China’s rising restrictions on production to curb pollution are making industrial commodities costly. To meet up with President Xi Jinping’s carbon emissions goals, China has called for strictly controlling its high-energy, high-emission projects. This included recently implemented electricity restrictions on at least 20 provinces and regions.
The new carbon emission protocols in China have triggered not only the country’s manufacturing sector but also had a spillover impact on the prices of the commodity market, globally. This has shown how dependent the markets are on China – a crucial source of supply and demand for raw materials.
Energy crunch impact on commodities
The energy crunch is spreading across sectors of the world’s raw material hub, hitting both supply and demand ends over the past few months.
“On one hand, metals producers (mostly aluminium smelters and steel mills) in a number of regions have been ordered to halt production altogether, to reduce the pressure on the power grid. This has led to an actual decline in physical metals production since June, coupled with speculation of significant metals supply shortages,” Fitch Ratings said.
According to researcher Mysteel, more than 80 Chinese steel mills have suspended production for maintenance in September month. Due to the sudden crunch, most analysts are expecting much-muted growth in China’s stainless steel production for the full year. In 2020, almost 60% of global stainless steel production was from China.
According to Fitch Ratings, the global commodity prices over 2021 will be higher than in 2020, on average. The rating agency last month said that China’s high-frequency indicators like manufacturing PMI’s and industrial production figures depict an incipient demand slowdown from steel end-users. It added that “an ongoing outbreak of the Delta variant of Covid-19 in China should further slow stainless steel production growth in Q421”.
The country is the world’s largest consumer and producer of industrial metals and coal, making up over 50% of the global demand. Therefore, the electricity crunch has hit the energy-intensive industries hard.
Production of many industrial metals, especially the so-called “green” metals (that are of great importance for the transition to electromobility), such as copper, nickel, aluminium, lithium or cobalt, have been severely affected. According to Goldman Sachs Group, aluminium prices have rallied to their highest level since 2008 this month and could breach their historical high of $3,271/tonne in the coming days.
On the other side, Iron ore prices have fallen over 50% from its all-time high of $230, hit in May 2021. China’s environmental policy action aiming for carbon neutrality has led to increased restrictions on steel output targets, which has led prices for iron ore to decline significantly. However, Chinese steel prices have edged higher despite falling iron ore prices, Fitch Solutions said.

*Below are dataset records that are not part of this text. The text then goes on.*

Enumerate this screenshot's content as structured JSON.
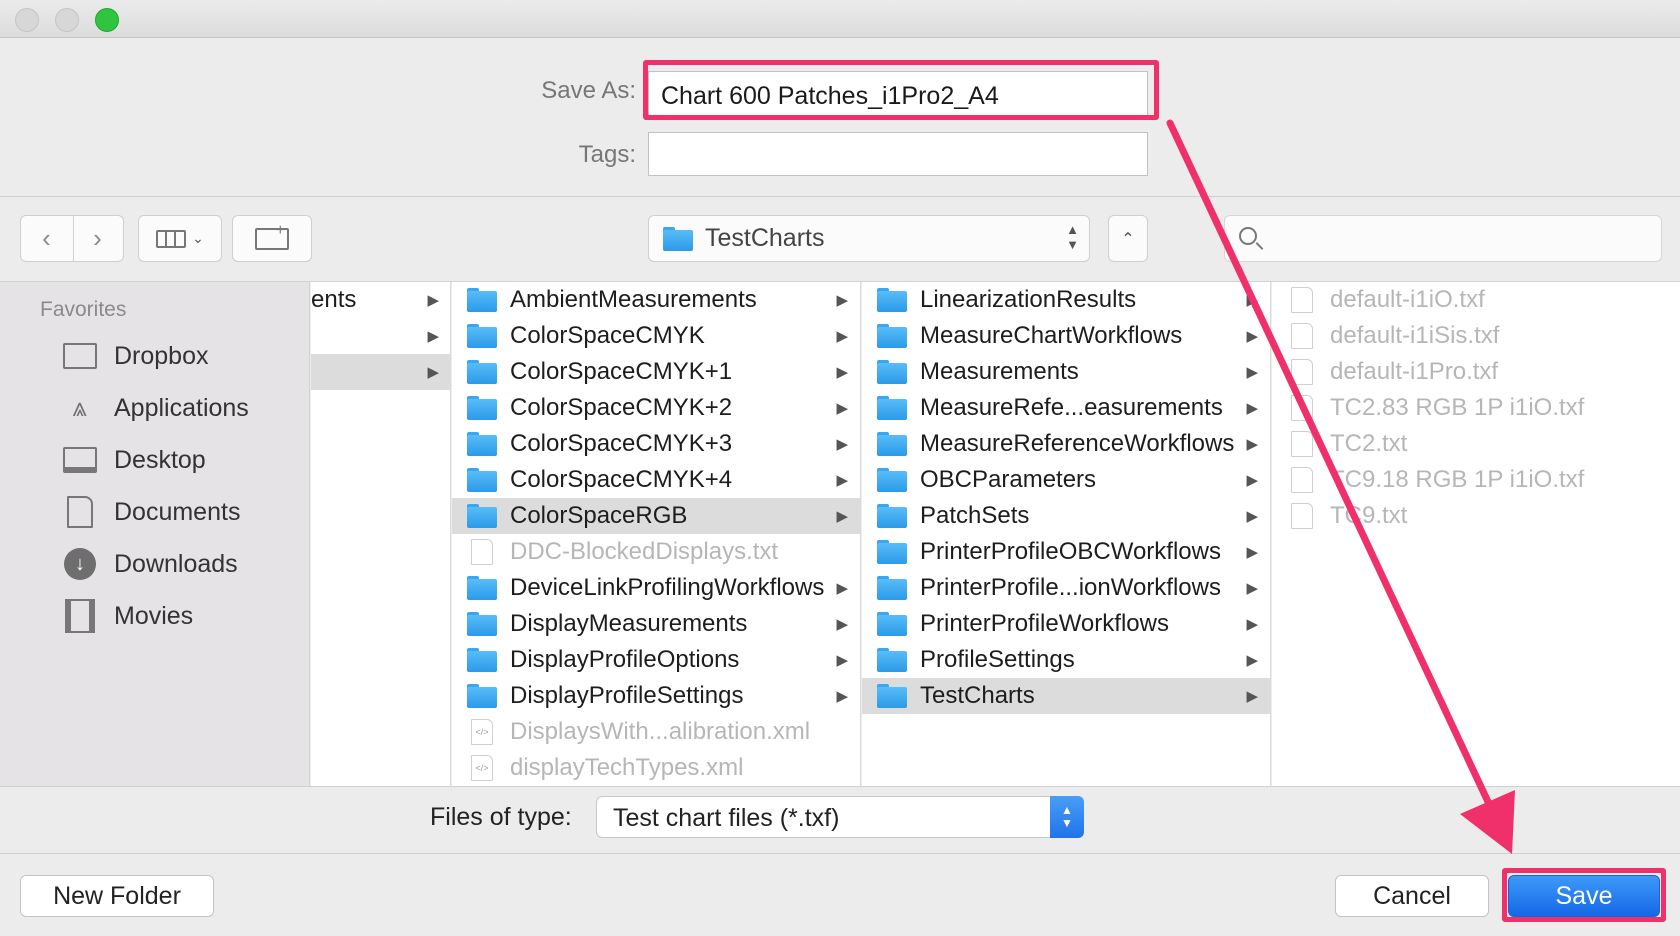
{
  "dialog": {
    "save_as_label": "Save As:",
    "save_as_value": "Chart 600 Patches_i1Pro2_A4",
    "tags_label": "Tags:",
    "tags_value": ""
  },
  "toolbar": {
    "back_icon": "chevron-left-icon",
    "forward_icon": "chevron-right-icon",
    "view_icon": "column-view-icon",
    "new_folder_icon": "new-folder-icon",
    "location": "TestCharts",
    "search_placeholder": ""
  },
  "sidebar": {
    "title": "Favorites",
    "items": [
      {
        "label": "Dropbox",
        "icon": "folder-icon"
      },
      {
        "label": "Applications",
        "icon": "applications-icon"
      },
      {
        "label": "Desktop",
        "icon": "desktop-icon"
      },
      {
        "label": "Documents",
        "icon": "documents-icon"
      },
      {
        "label": "Downloads",
        "icon": "downloads-icon"
      },
      {
        "label": "Movies",
        "icon": "movies-icon"
      }
    ]
  },
  "columns": {
    "col0": [
      "ents",
      "",
      ""
    ],
    "col1": [
      {
        "label": "AmbientMeasurements",
        "type": "folder"
      },
      {
        "label": "ColorSpaceCMYK",
        "type": "folder"
      },
      {
        "label": "ColorSpaceCMYK+1",
        "type": "folder"
      },
      {
        "label": "ColorSpaceCMYK+2",
        "type": "folder"
      },
      {
        "label": "ColorSpaceCMYK+3",
        "type": "folder"
      },
      {
        "label": "ColorSpaceCMYK+4",
        "type": "folder"
      },
      {
        "label": "ColorSpaceRGB",
        "type": "folder",
        "selected": true
      },
      {
        "label": "DDC-BlockedDisplays.txt",
        "type": "file"
      },
      {
        "label": "DeviceLinkProfilingWorkflows",
        "type": "folder"
      },
      {
        "label": "DisplayMeasurements",
        "type": "folder"
      },
      {
        "label": "DisplayProfileOptions",
        "type": "folder"
      },
      {
        "label": "DisplayProfileSettings",
        "type": "folder"
      },
      {
        "label": "DisplaysWith...alibration.xml",
        "type": "xml"
      },
      {
        "label": "displayTechTypes.xml",
        "type": "xml"
      }
    ],
    "col2": [
      {
        "label": "LinearizationResults",
        "type": "folder"
      },
      {
        "label": "MeasureChartWorkflows",
        "type": "folder"
      },
      {
        "label": "Measurements",
        "type": "folder"
      },
      {
        "label": "MeasureRefe...easurements",
        "type": "folder"
      },
      {
        "label": "MeasureReferenceWorkflows",
        "type": "folder"
      },
      {
        "label": "OBCParameters",
        "type": "folder"
      },
      {
        "label": "PatchSets",
        "type": "folder"
      },
      {
        "label": "PrinterProfileOBCWorkflows",
        "type": "folder"
      },
      {
        "label": "PrinterProfile...ionWorkflows",
        "type": "folder"
      },
      {
        "label": "PrinterProfileWorkflows",
        "type": "folder"
      },
      {
        "label": "ProfileSettings",
        "type": "folder"
      },
      {
        "label": "TestCharts",
        "type": "folder",
        "selected": true
      }
    ],
    "col3": [
      {
        "label": "default-i1iO.txf",
        "type": "file"
      },
      {
        "label": "default-i1iSis.txf",
        "type": "file"
      },
      {
        "label": "default-i1Pro.txf",
        "type": "file"
      },
      {
        "label": "TC2.83 RGB 1P i1iO.txf",
        "type": "file"
      },
      {
        "label": "TC2.txt",
        "type": "file"
      },
      {
        "label": "TC9.18 RGB 1P i1iO.txf",
        "type": "file"
      },
      {
        "label": "TC9.txt",
        "type": "file"
      }
    ]
  },
  "filetype": {
    "label": "Files of type:",
    "value": "Test chart files (*.txf)"
  },
  "buttons": {
    "new_folder": "New Folder",
    "cancel": "Cancel",
    "save": "Save"
  },
  "colors": {
    "highlight": "#f0306a",
    "accent": "#1f74e8"
  }
}
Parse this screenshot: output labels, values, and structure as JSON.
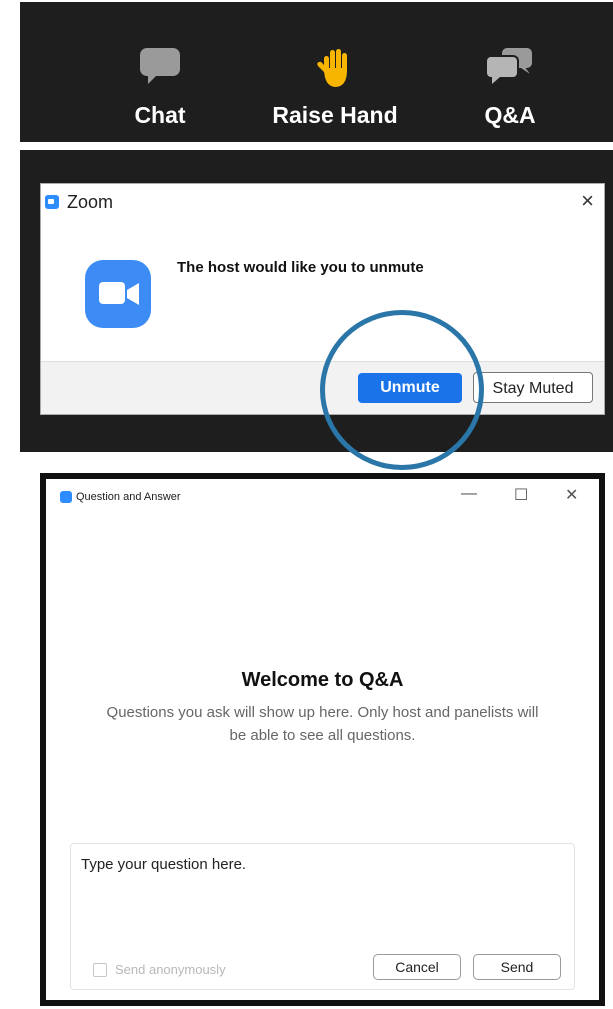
{
  "toolbar": {
    "items": [
      {
        "label": "Chat",
        "icon": "chat-bubble-icon"
      },
      {
        "label": "Raise Hand",
        "icon": "raised-hand-icon"
      },
      {
        "label": "Q&A",
        "icon": "qa-bubbles-icon"
      }
    ]
  },
  "unmute_dialog": {
    "title": "Zoom",
    "close_symbol": "×",
    "message": "The host would like you to unmute",
    "unmute_label": "Unmute",
    "stay_muted_label": "Stay Muted"
  },
  "qa_window": {
    "title": "Question and Answer",
    "minimize_symbol": "—",
    "maximize_symbol": "☐",
    "close_symbol": "✕",
    "heading": "Welcome to Q&A",
    "description": "Questions you ask will show up here. Only host and panelists will be able to see all questions.",
    "input_placeholder": "Type your question here.",
    "anonymous_label": "Send anonymously",
    "cancel_label": "Cancel",
    "send_label": "Send"
  },
  "colors": {
    "toolbar_bg": "#1e1e1e",
    "zoom_blue": "#2d8cff",
    "unmute_button": "#1a73e8",
    "highlight_circle": "#2b76a8",
    "hand_yellow": "#f7b500"
  }
}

Furthermore, Nickel prices also rose to the highest level since 2014 last month. Fitch Solutions in another note has raised the average price forecast for nickel this year from $16,500 a tonne to $17,500, adding that “refined nickel prices should weaken over the latter part of 2021 and in first quarter next year as the acute market tightness that developed during recent quarters eases”.
According to Mark Richards, Strategist Multi-Asset, at Jupiter Asset Management, high commodity prices are here to stay, particular in gas, coal and oil. “Commodity prices and energy are the big spanners in the works at the moment. Coal inventories in China are at a record low, and relative to output are at about 10%-20% of a normal mid-cycle level.”
The current energy crisis has also sent prices soaring for fertilizers, corn, pork, soybean from the food industry.
How to cool rises in raw material costs?
Soaring prices for commodities has also increased costs for downstream manufacturers, pressuring smaller firms to take a cautious attitude. “We expect that China’s downstream producers will, in the aggregate, be forced to absorb much of the impact of higher raw material and manufacturing costs,” Fitch Ratings said in its report later.
However, Chinese media has reported that the State Council has called for measures to prevent commodity price increases from being passed on to consumers. In addition to that, Chinese authorities have also signalled that they will crack down on market irregularities in the commodity sector. This may help to cool rises in raw material costs in China, Fitch Ratings added.
The rising commodity prices also risk China’s economic growth, especially as it recovers from the Covid-19 pandemic. Gross domestic product (GDP) rose 4.9% quarter-on-quarter in the July-September period, the slowest pace in a year, according to China’s state statistics bureau. Analysts polled by Reuters had expected an increase of 5.2%.
Industrial production in the People’s Republic also fell short of experts’ expectations, rising by 3.1% year-on-year in September. Experts had forecast an increase of 4.5%.